Exercise
Only a number is wanted: how many lines in the records below contain "icon"?

Records for this exercise

•••••

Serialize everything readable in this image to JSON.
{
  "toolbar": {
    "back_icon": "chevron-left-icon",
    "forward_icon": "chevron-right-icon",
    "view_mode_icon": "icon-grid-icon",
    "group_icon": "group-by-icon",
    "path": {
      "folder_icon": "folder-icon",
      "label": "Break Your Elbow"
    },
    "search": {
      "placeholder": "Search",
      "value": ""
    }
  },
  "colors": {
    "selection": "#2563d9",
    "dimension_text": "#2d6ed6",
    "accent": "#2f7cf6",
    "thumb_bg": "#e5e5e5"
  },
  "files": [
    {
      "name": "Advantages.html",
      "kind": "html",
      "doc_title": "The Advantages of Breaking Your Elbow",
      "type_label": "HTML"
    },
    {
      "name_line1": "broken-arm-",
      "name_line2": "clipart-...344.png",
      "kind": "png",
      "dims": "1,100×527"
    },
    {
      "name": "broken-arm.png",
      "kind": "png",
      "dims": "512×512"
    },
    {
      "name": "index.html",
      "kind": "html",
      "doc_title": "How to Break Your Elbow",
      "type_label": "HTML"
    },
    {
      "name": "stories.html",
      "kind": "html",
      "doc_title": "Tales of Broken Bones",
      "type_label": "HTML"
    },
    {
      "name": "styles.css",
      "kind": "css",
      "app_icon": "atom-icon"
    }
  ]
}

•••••

Response area
6